Data entries:
•••

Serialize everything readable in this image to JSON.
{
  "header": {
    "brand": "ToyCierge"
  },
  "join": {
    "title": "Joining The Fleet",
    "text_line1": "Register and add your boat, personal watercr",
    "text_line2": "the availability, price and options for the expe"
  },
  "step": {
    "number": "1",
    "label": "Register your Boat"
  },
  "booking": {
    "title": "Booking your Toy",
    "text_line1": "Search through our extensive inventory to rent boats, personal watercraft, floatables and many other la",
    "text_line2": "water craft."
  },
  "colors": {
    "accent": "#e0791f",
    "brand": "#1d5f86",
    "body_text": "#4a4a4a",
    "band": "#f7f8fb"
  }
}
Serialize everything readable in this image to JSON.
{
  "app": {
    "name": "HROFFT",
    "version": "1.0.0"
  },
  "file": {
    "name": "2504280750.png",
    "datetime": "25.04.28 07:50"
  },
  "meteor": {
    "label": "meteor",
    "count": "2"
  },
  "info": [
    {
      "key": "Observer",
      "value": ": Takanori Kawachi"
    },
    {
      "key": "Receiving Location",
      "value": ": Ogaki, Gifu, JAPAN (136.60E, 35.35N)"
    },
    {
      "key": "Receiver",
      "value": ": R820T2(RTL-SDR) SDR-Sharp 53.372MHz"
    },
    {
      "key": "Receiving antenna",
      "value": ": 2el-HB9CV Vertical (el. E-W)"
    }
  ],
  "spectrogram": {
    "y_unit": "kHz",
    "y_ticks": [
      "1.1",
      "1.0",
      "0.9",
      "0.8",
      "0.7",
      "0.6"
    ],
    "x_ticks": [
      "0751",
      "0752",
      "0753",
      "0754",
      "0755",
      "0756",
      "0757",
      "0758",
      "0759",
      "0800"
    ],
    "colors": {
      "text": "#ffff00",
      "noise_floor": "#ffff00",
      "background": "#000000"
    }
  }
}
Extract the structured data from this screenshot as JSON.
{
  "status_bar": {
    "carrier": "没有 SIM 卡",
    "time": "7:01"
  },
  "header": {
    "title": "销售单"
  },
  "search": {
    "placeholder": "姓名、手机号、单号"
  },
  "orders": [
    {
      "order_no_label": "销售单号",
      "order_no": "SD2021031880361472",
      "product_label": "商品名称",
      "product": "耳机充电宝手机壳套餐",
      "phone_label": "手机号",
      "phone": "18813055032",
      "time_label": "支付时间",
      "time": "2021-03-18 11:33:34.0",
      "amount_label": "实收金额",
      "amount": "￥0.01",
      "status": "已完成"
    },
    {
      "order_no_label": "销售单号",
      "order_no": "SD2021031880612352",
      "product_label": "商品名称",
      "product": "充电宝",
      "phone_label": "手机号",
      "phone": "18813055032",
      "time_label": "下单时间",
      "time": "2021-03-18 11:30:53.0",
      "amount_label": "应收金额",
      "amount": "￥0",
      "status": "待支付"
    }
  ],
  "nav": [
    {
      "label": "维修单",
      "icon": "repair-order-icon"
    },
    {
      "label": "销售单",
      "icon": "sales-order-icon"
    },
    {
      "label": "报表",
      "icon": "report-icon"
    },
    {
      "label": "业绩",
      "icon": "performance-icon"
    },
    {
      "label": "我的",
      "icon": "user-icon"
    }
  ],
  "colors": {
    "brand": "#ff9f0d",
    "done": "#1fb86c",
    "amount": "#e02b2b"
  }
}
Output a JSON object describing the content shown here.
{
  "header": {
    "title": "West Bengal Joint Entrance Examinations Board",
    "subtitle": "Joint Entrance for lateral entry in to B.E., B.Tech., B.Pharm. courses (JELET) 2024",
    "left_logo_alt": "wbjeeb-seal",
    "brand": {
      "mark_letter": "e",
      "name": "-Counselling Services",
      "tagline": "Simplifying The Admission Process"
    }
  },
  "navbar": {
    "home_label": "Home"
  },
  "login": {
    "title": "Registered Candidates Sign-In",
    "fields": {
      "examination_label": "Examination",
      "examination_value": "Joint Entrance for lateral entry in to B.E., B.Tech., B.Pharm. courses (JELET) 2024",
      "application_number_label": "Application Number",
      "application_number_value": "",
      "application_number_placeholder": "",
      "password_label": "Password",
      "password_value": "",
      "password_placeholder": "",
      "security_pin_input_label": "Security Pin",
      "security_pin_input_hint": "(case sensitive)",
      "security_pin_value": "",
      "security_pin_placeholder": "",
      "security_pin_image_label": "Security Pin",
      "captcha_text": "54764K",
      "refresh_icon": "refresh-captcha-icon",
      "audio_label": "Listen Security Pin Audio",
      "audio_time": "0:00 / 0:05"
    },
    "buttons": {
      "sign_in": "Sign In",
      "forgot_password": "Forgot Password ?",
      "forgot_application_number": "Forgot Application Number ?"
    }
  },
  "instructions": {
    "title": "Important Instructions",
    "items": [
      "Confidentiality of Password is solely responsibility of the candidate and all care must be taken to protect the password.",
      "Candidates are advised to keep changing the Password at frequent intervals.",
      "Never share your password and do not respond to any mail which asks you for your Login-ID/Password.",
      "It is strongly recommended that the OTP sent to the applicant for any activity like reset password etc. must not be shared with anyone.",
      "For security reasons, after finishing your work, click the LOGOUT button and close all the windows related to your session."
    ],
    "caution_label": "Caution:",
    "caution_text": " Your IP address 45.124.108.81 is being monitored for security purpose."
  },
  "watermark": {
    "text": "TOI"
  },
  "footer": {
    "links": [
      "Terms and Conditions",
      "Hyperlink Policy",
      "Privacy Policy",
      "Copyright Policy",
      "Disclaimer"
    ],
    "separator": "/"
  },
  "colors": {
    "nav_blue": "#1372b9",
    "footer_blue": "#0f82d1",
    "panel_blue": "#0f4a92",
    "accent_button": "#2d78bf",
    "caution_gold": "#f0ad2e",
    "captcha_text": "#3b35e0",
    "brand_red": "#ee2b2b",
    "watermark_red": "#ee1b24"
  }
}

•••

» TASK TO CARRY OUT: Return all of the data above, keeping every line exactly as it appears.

» ANSWER BOX:
Serialize everything readable in this image to JSON.
{
  "header": {
    "brand": "ToyCierge"
  },
  "join": {
    "title": "Joining The Fleet",
    "text_line1": "Register and add your boat, personal watercr",
    "text_line2": "the availability, price and options for the expe"
  },
  "step": {
    "number": "1",
    "label": "Register your Boat"
  },
  "booking": {
    "title": "Booking your Toy",
    "text_line1": "Search through our extensive inventory to rent boats, personal watercraft, floatables and many other la",
    "text_line2": "water craft."
  },
  "colors": {
    "accent": "#e0791f",
    "brand": "#1d5f86",
    "body_text": "#4a4a4a",
    "band": "#f7f8fb"
  }
}
Serialize everything readable in this image to JSON.
{
  "app": {
    "name": "HROFFT",
    "version": "1.0.0"
  },
  "file": {
    "name": "2504280750.png",
    "datetime": "25.04.28 07:50"
  },
  "meteor": {
    "label": "meteor",
    "count": "2"
  },
  "info": [
    {
      "key": "Observer",
      "value": ": Takanori Kawachi"
    },
    {
      "key": "Receiving Location",
      "value": ": Ogaki, Gifu, JAPAN (136.60E, 35.35N)"
    },
    {
      "key": "Receiver",
      "value": ": R820T2(RTL-SDR) SDR-Sharp 53.372MHz"
    },
    {
      "key": "Receiving antenna",
      "value": ": 2el-HB9CV Vertical (el. E-W)"
    }
  ],
  "spectrogram": {
    "y_unit": "kHz",
    "y_ticks": [
      "1.1",
      "1.0",
      "0.9",
      "0.8",
      "0.7",
      "0.6"
    ],
    "x_ticks": [
      "0751",
      "0752",
      "0753",
      "0754",
      "0755",
      "0756",
      "0757",
      "0758",
      "0759",
      "0800"
    ],
    "colors": {
      "text": "#ffff00",
      "noise_floor": "#ffff00",
      "background": "#000000"
    }
  }
}
Extract the structured data from this screenshot as JSON.
{
  "status_bar": {
    "carrier": "没有 SIM 卡",
    "time": "7:01"
  },
  "header": {
    "title": "销售单"
  },
  "search": {
    "placeholder": "姓名、手机号、单号"
  },
  "orders": [
    {
      "order_no_label": "销售单号",
      "order_no": "SD2021031880361472",
      "product_label": "商品名称",
      "product": "耳机充电宝手机壳套餐",
      "phone_label": "手机号",
      "phone": "18813055032",
      "time_label": "支付时间",
      "time": "2021-03-18 11:33:34.0",
      "amount_label": "实收金额",
      "amount": "￥0.01",
      "status": "已完成"
    },
    {
      "order_no_label": "销售单号",
      "order_no": "SD2021031880612352",
      "product_label": "商品名称",
      "product": "充电宝",
      "phone_label": "手机号",
      "phone": "18813055032",
      "time_label": "下单时间",
      "time": "2021-03-18 11:30:53.0",
      "amount_label": "应收金额",
      "amount": "￥0",
      "status": "待支付"
    }
  ],
  "nav": [
    {
      "label": "维修单",
      "icon": "repair-order-icon"
    },
    {
      "label": "销售单",
      "icon": "sales-order-icon"
    },
    {
      "label": "报表",
      "icon": "report-icon"
    },
    {
      "label": "业绩",
      "icon": "performance-icon"
    },
    {
      "label": "我的",
      "icon": "user-icon"
    }
  ],
  "colors": {
    "brand": "#ff9f0d",
    "done": "#1fb86c",
    "amount": "#e02b2b"
  }
}
Output a JSON object describing the content shown here.
{
  "header": {
    "title": "West Bengal Joint Entrance Examinations Board",
    "subtitle": "Joint Entrance for lateral entry in to B.E., B.Tech., B.Pharm. courses (JELET) 2024",
    "left_logo_alt": "wbjeeb-seal",
    "brand": {
      "mark_letter": "e",
      "name": "-Counselling Services",
      "tagline": "Simplifying The Admission Process"
    }
  },
  "navbar": {
    "home_label": "Home"
  },
  "login": {
    "title": "Registered Candidates Sign-In",
    "fields": {
      "examination_label": "Examination",
      "examination_value": "Joint Entrance for lateral entry in to B.E., B.Tech., B.Pharm. courses (JELET) 2024",
      "application_number_label": "Application Number",
      "application_number_value": "",
      "application_number_placeholder": "",
      "password_label": "Password",
      "password_value": "",
      "password_placeholder": "",
      "security_pin_input_label": "Security Pin",
      "security_pin_input_hint": "(case sensitive)",
      "security_pin_value": "",
      "security_pin_placeholder": "",
      "security_pin_image_label": "Security Pin",
      "captcha_text": "54764K",
      "refresh_icon": "refresh-captcha-icon",
      "audio_label": "Listen Security Pin Audio",
      "audio_time": "0:00 / 0:05"
    },
    "buttons": {
      "sign_in": "Sign In",
      "forgot_password": "Forgot Password ?",
      "forgot_application_number": "Forgot Application Number ?"
    }
  },
  "instructions": {
    "title": "Important Instructions",
    "items": [
      "Confidentiality of Password is solely responsibility of the candidate and all care must be taken to protect the password.",
      "Candidates are advised to keep changing the Password at frequent intervals.",
      "Never share your password and do not respond to any mail which asks you for your Login-ID/Password.",
      "It is strongly recommended that the OTP sent to the applicant for any activity like reset password etc. must not be shared with anyone.",
      "For security reasons, after finishing your work, click the LOGOUT button and close all the windows related to your session."
    ],
    "caution_label": "Caution:",
    "caution_text": " Your IP address 45.124.108.81 is being monitored for security purpose."
  },
  "watermark": {
    "text": "TOI"
  },
  "footer": {
    "links": [
      "Terms and Conditions",
      "Hyperlink Policy",
      "Privacy Policy",
      "Copyright Policy",
      "Disclaimer"
    ],
    "separator": "/"
  },
  "colors": {
    "nav_blue": "#1372b9",
    "footer_blue": "#0f82d1",
    "panel_blue": "#0f4a92",
    "accent_button": "#2d78bf",
    "caution_gold": "#f0ad2e",
    "captcha_text": "#3b35e0",
    "brand_red": "#ee2b2b",
    "watermark_red": "#ee1b24"
  }
}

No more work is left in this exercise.